Welcome to Hook & Reel, a series showcasing music that’s guaranteed to catch your ear.
Grimes’ fourth album Art Angels would be considered a complete triumph regardless of who was behind the boards, but the fact that the artist born Claire Elise Boucher wrote, produced and engineered every one of the 14 mind-bending tracks is a testament to Grimes as one of the greatest (and most underrated) musicians of our time. The album dropped exactly two years ago today (Nov. 6), so though every day should be Grimes Appreciation Day, let’s take as special look at one of the decade’s best records.
Every guitar strum, every violin string pluck, every thud of a bass drum and every shimmer of a synth key in the album is by Boucher’s hand. The artist taught herself how to play a bevy of musical instruments in between her still impressive third album Visions and the Art Angels era, wildly diversifying her sound beyond the Garageband effects that surged throughout Visions. Though that seems like a daunting undertaking for any musician, her artistic prowess shines through with how masterfully she’s able to blend these newly learned instruments into her work.
And truly, the sonic elements of the album are a huge part of what makes Art Angels such a critically-acclaimed record. Grimes’ production shifts constantly between ethereal and subterranean; some tracks are lithe and heavenly, scattered explosions of glitter erupting behind vocals like in the fluttering, four-to-the-floor “Butterfly.” Others are opaque and violent, teeming with snarling guitar riffs and hellish percussion like in the bloody, thrilling “Scream,” featuring Taiwanese rapper Aristophanes. Even though every track sounds like a radio transmission from a dance club in a distant galaxy, Grimes covers the album with an ample coating of pop glitter and froth, somehow making the extra-terrestrial record her most accessible to date.

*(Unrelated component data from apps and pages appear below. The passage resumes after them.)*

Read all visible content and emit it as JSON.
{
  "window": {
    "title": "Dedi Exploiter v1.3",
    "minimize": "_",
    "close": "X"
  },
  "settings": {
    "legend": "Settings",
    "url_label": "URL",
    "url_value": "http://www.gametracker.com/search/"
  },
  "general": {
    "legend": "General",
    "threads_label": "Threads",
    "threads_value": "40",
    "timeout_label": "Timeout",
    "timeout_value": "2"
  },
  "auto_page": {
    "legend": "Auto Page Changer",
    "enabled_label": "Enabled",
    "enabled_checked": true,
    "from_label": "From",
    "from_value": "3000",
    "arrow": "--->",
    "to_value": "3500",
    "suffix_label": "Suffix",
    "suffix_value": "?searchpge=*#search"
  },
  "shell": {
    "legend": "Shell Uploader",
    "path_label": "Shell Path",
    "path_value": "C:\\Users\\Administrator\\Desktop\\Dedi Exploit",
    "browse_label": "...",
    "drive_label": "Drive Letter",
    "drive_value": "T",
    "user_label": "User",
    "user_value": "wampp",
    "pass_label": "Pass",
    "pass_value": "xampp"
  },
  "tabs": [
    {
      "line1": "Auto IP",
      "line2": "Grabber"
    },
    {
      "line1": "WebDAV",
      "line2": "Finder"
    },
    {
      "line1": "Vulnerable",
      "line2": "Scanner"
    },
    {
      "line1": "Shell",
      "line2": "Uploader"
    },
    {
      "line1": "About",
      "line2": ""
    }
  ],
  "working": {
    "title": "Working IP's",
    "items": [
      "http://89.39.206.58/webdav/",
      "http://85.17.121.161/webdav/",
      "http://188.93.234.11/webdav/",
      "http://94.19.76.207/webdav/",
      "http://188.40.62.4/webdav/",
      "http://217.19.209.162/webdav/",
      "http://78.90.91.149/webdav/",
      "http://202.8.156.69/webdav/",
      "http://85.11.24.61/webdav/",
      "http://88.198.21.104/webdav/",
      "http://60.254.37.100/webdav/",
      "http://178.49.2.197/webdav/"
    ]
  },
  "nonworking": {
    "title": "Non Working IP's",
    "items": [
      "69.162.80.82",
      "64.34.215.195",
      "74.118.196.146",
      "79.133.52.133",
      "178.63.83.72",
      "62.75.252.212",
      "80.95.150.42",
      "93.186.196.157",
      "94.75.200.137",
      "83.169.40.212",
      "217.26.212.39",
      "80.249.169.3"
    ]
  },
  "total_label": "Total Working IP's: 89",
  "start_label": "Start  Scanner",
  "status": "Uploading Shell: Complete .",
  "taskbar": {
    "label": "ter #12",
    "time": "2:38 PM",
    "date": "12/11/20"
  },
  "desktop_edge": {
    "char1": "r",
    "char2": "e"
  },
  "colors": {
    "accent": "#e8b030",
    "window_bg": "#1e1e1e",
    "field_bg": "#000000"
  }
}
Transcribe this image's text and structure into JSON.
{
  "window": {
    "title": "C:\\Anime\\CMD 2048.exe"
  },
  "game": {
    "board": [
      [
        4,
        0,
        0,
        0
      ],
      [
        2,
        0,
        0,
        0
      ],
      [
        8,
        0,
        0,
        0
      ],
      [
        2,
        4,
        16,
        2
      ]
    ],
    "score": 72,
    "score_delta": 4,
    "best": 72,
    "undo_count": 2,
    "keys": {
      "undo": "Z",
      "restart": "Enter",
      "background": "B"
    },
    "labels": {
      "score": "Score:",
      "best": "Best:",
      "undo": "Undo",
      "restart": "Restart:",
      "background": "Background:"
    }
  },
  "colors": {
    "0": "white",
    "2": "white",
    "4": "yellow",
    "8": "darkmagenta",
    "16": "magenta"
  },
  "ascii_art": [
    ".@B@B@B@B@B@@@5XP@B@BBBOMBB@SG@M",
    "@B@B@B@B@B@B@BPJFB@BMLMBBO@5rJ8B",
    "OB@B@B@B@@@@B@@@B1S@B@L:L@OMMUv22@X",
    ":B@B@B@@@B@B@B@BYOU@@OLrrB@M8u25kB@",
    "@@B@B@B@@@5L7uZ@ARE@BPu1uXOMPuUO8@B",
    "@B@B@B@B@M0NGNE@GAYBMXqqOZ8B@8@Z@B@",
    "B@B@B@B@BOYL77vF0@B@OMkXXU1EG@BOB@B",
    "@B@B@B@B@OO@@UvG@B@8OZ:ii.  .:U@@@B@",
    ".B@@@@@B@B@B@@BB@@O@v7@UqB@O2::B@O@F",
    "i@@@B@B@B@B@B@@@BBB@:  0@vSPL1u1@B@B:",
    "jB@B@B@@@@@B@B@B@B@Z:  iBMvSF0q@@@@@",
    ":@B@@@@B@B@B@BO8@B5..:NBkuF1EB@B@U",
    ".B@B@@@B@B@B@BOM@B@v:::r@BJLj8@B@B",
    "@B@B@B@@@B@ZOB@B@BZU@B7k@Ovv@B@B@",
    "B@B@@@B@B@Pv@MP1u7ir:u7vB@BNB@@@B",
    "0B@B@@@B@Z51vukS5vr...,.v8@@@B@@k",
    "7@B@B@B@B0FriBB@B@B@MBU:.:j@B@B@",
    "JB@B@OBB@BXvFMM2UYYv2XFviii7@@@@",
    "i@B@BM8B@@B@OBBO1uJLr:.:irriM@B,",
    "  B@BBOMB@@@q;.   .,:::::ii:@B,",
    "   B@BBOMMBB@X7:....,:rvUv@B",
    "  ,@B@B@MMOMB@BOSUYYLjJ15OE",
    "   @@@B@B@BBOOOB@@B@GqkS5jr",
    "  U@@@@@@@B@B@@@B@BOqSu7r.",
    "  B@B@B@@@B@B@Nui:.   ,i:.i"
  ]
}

Tracks like “Flesh without Blood,” “Kill v Maim” and “California” are as hook-laden as any top 40 smash, and Grimes skips and twirls her way through each catchy refrain like the most seasoned, fully-realized pop star. “Flesh Without Blood” finds Boucher trilling skillfully around songwriting that captures the breath-taking liberation from the people that bring her down, be it critics, friends, or loved ones. In “Kill V. Maim,” Grimes croons, shrieks and roars through a soundtrack to her own version of the Godfather pt. 2, where Al Pacino is essentially a gender-fluid, space-traveling vampire. “California” is a turnt-up, twangy country-pop bop where Grimes soars sweetly through songwriting condemning the industry and press for unfairly judging her move towards more pop-focused sounds. Grimes also created stunning visuals herself for more than half of the album tracks, which frankly can’t be captured in words alone (take time and watch them all on her Youtube channel, you won’t regret it).
Claire Boucher has always been considered a musical mastermind. However, through the Art Angels era, she’s shown that she deserves more than anyone to be at the forefront of the collective conscious of the music world. After all, it’s safe to bet a lot of the sounds you’ll hear from Art Angels will be dominating pop music radio in just a few years’ time, if not sooner.